That is, getting excited between the pages of a magazine
Until a decade ago the world was full of them. Patinated or not, beautiful or not, but all exciting, all to be kept hidden among the clothes in a drawer or under the mattress, all to be pulled out when needed, accompanied by that thrill of shame, excitement and fear of being discovered, or by spin among friends in the first erotic adolescent grins.
Almost the exclusive prerogative of the male sex, those of erotic magazines it's a world that made porn history. Only minimally supplanted by VHS, but devastated by the prêt-à-porter porn of the internet galaxy, the lustful sector of the erotic magazine was born immediately after the First World War and was definitively cleared by that genius of Hugh Hefner who in the 1950s last century with his "Playboy" becomes the progenitor of the genre, so much so that it survives to the present day. In the middle is history with a capital S: there are gender struggles and the sexual revolution, aggressive marketing and communication that, chameleonic, changes skin according to the era. But above all there is the technology that overturns everything in twenty years, giving us entire worlds of porn, from PornHub to YouPorn via XNXX, but taking away him, the porn magazine to hide from our mother.

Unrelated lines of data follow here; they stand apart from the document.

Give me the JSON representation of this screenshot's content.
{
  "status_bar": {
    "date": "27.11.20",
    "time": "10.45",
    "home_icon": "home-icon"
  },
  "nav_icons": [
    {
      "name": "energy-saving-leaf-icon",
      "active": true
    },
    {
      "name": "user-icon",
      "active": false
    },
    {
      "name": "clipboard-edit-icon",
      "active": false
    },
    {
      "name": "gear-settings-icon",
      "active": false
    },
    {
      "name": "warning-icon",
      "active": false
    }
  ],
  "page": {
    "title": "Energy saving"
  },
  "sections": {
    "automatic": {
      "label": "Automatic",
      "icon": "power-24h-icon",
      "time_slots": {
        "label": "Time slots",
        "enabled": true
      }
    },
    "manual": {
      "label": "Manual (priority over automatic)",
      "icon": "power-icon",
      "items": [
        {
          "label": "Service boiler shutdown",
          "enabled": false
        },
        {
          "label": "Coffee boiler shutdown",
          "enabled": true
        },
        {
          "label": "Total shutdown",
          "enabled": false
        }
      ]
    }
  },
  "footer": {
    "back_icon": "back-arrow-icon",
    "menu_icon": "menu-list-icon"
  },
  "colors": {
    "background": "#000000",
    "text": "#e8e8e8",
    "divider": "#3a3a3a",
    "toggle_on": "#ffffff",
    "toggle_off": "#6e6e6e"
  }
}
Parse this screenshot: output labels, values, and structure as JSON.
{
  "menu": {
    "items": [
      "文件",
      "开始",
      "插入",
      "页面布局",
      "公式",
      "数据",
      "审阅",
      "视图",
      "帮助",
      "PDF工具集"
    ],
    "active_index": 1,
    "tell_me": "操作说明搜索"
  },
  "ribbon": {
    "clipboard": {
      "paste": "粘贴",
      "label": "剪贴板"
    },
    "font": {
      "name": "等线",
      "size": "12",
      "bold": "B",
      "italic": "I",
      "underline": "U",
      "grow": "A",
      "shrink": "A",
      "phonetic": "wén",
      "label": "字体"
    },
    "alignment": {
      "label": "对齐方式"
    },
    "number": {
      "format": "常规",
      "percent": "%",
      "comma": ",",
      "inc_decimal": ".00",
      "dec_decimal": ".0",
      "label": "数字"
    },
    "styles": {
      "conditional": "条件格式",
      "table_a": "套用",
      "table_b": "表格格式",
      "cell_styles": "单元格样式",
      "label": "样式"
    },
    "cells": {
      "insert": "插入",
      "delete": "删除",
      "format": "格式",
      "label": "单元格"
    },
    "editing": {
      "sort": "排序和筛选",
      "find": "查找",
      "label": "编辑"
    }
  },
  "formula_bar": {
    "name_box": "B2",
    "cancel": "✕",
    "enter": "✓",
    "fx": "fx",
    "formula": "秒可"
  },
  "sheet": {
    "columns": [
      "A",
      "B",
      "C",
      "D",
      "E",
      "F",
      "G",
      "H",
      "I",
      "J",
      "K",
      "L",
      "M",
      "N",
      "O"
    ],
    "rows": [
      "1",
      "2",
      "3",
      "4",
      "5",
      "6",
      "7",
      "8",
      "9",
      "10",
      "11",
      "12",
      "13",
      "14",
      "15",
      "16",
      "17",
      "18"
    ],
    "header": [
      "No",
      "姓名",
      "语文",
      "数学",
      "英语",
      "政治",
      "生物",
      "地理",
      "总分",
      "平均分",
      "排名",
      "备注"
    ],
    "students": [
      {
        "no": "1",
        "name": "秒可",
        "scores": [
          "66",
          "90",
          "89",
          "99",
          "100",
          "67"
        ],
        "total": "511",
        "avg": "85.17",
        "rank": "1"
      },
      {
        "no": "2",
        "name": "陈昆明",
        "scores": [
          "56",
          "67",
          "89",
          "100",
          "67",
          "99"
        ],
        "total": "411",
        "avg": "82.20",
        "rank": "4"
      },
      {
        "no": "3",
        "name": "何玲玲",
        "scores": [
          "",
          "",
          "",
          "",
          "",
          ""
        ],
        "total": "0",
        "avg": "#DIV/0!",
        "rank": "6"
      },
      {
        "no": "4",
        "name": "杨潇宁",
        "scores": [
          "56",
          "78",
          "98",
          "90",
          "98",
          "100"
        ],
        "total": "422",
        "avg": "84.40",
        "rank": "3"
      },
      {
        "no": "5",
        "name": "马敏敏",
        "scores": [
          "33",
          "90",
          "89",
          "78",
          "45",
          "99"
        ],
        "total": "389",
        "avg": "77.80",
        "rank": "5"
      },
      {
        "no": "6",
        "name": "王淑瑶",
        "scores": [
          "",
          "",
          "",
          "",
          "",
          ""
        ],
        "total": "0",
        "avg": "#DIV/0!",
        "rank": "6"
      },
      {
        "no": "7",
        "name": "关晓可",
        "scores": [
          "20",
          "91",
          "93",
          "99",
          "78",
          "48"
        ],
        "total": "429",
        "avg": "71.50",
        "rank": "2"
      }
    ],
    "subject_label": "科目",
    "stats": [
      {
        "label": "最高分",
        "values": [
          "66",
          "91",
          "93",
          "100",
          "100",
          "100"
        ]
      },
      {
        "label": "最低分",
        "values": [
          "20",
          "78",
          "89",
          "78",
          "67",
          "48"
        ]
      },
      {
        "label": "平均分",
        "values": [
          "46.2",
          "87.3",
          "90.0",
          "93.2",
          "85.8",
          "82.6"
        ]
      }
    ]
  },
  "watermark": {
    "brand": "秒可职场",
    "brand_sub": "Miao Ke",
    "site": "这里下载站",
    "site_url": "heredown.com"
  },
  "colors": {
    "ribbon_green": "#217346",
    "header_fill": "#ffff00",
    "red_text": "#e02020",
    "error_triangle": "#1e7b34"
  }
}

The world of indiemags welcomes its bevy of magazines all dedicated to eroticism. With photographs halfway between art and fashion, magazines like Carnal, Extra Extra, Fluffer and others you can find WHO, redefine the boundaries of erotic publication and excite all the senses, starting from the trained eye in search of beauty.
One of the most interesting projects in this sense is Bones, onomatopoeic transposition of one of the most classic moans emitted between the sheets, and among its pages soaked in fluorescent ink, pushy but sensual photos and psychedelic textures, there is something to get lost in sighs. "In each issue a dirty story from worlds that we hope really exist and the photos taken by someone you would like to know you", reads the back cover of the three issues published so far. We chatted with its founder, Alice Sconajenghi, to find out how it came to her mind, in an era in which the internet has sent the publishing and author porn sectors into crisis, to create an erotic fanzine. .
Alice, first of all we would like from you a straightforward definition of Ossì?
Ossì is a well done porn magazine, that was the intention.
Why was Ossì born?
I don't know if it is understood by you too, but for us girls of the 90s the world of porn magazines was not accessible, it was something you barely crossed paths with, perhaps secretly in the park with friends, but you could not own. Here, I wanted to have one, but even if I wanted there was no way unless someone was able to steal it from the older brothers. However, something truly distant remained, not made for us, forbidden. Growing up, since these blessed porn magazines so desired are no longer on newsstands, I decided to create one myself. Then it must be said that I have always liked erotic fiction, on which I also did my graduation thesis, and I am sorry to see it relegated to the romance novel that often adopts a terrible, stereotyped and not at all exciting language. Behind Ossì there is first of all a literary dignity, no "precious nectar" and vigorous member "to the fifty shades so to speak.
Each issue of Ossì contains a story, author's photos, artwork and a playlist to enrich the whole. How do you choose photos and stories?That's right, in each issue there is a story that we commission from a writer or a writer who does not deal with this genre, who we ask to experiment with porn. Starting from the story we are looking for photos and a photographer who seems to us more in line with the story, even if the photos do not have a didactic relationship with the text, that is, they do not describe the story, but have a life of their own. Then there are the artworks made with archive photos by our art director Francesca Pignataro. We are openly inspired by the porn magazines of the 70s which, by rummaging through the archives, we found to be really super pop, ironic and well done.
Ossì is not a simple magazine. With its somewhat underground style, offset printing, the strong smell of ink, it is so aesthetically beautiful and engaging on a sensorial level that it elevates itself to an object of art and a collection. In short, the content almost takes a back seat. Do you believe that this way of publishing, far from rotogravure and commercial magazines, can bring new life to the sector?
This care and attention is certainly the way to save valid content from the sea magnum of the internet in which all the contents are leveled and flattened. Paper is almost a raft on which you take those things that deserve to be saved up. I don't know if it will save publishing, but it is certainly a good path.